The other shift that reluctantly crept into my life was a need for other mothers on the trail. I am beyond grateful to have built such strong relationships with other adventure loving moms in the baby years. As the boys have gotten older and more independent themselves, I have needed to rely on my tribe with all forms of parenting: shared snacks and clothes, shared eyes in treacherous situations, keeping a toddler motivated, shared experiences in motherhood that would seem insane to talk to any other grown up about, and even shared yelling in an effort to keep our little ones safe. We are all much more chaotic on the trail now, following toddler pace and path, and feeling like a nuisance in nature has been a big ego hit. RM’s independence has come at the cost of mine. I am now fully reliant on these women that I adore, and I share in the responsibility of their kids as well. My tribe has morphed into a village without me even noticing and I discovered that it does truly does take a village.
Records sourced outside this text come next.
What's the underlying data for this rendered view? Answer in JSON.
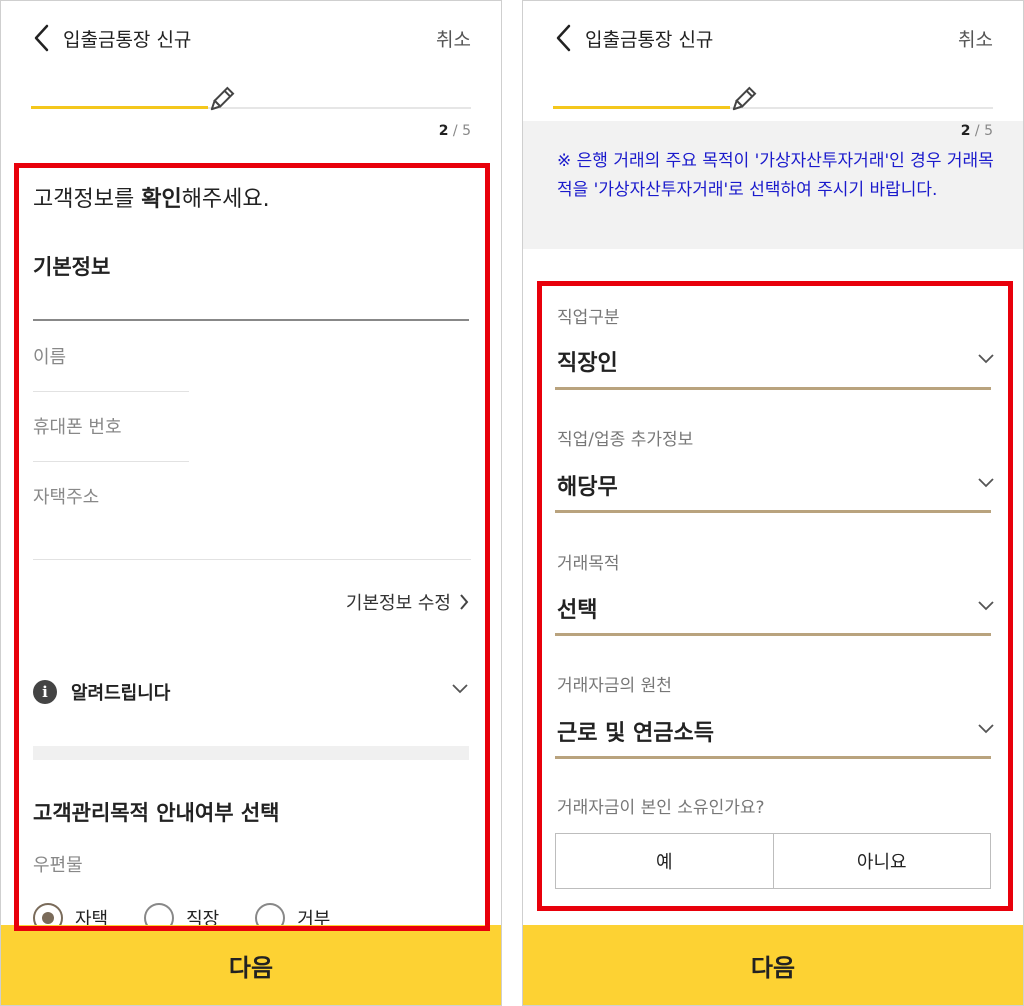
{
  "left": {
    "header": {
      "title": "입출금통장 신규",
      "cancel": "취소"
    },
    "step": {
      "current": "2",
      "total": "/ 5"
    },
    "progress_fraction": 0.4,
    "confirm": {
      "prefix": "고객정보를 ",
      "bold": "확인",
      "suffix": "해주세요."
    },
    "basic_title": "기본정보",
    "fields": {
      "name": "이름",
      "phone": "휴대폰 번호",
      "address": "자택주소"
    },
    "edit_link": "기본정보 수정",
    "notice": "알려드립니다",
    "purpose_title": "고객관리목적 안내여부 선택",
    "mail_label": "우편물",
    "radios": [
      {
        "label": "자택",
        "selected": true
      },
      {
        "label": "직장",
        "selected": false
      },
      {
        "label": "거부",
        "selected": false
      }
    ],
    "next": "다음"
  },
  "right": {
    "header": {
      "title": "입출금통장 신규",
      "cancel": "취소"
    },
    "step": {
      "current": "2",
      "total": "/ 5"
    },
    "progress_fraction": 0.4,
    "info": "※ 은행 거래의 주요 목적이 '가상자산투자거래'인 경우 거래목적을 '가상자산투자거래'로 선택하여 주시기 바랍니다.",
    "selects": [
      {
        "label": "직업구분",
        "value": "직장인"
      },
      {
        "label": "직업/업종 추가정보",
        "value": "해당무"
      },
      {
        "label": "거래목적",
        "value": "선택"
      },
      {
        "label": "거래자금의 원천",
        "value": "근로 및 연금소득"
      }
    ],
    "own_question": "거래자금이 본인 소유인가요?",
    "yes": "예",
    "no": "아니요",
    "next": "다음"
  },
  "colors": {
    "accent_yellow": "#fdd233",
    "progress": "#f4c71c",
    "highlight_red": "#e8000b",
    "underline_gold": "#b9a37e",
    "info_blue": "#1a1acc"
  }
}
While it is a continuous struggle for me mentally, I keep pushing myself to get outside with my boys at least once a week. In the winter months I even try to host a hike once a week as a personal checkpoint to force myself outdoors. It is hard. Hard to get two boys dressed, and then myself, and keep everybody warm for equal amounts of time. Some days one wants to come in after five minutes on the same day the other could stay out all day, some days we find a nice balance. Some days I freeze until the point it takes my feet an hour to thaw after we go inside because I am unwilling to end their fun. Days that are bitter, days that are perfect, days full of tears, days full of snacks, mud, snow, puddles, ice, heat, stickiness. You name it, we are living through it. It is hard, but it is always worth it. Everyone ends those days outside in a better mood than we started.
I push our limits because a connection and appreciation for nature is important for me to instill in my boys. I want to push their curiosities of the world around them, and I want to encourage their independence. There are also the days that I do it just because I know their yelling doesn’t seem so loud outside. So we continue to play and grow together.
These are a few examples of 'The Slow Down' and Our Village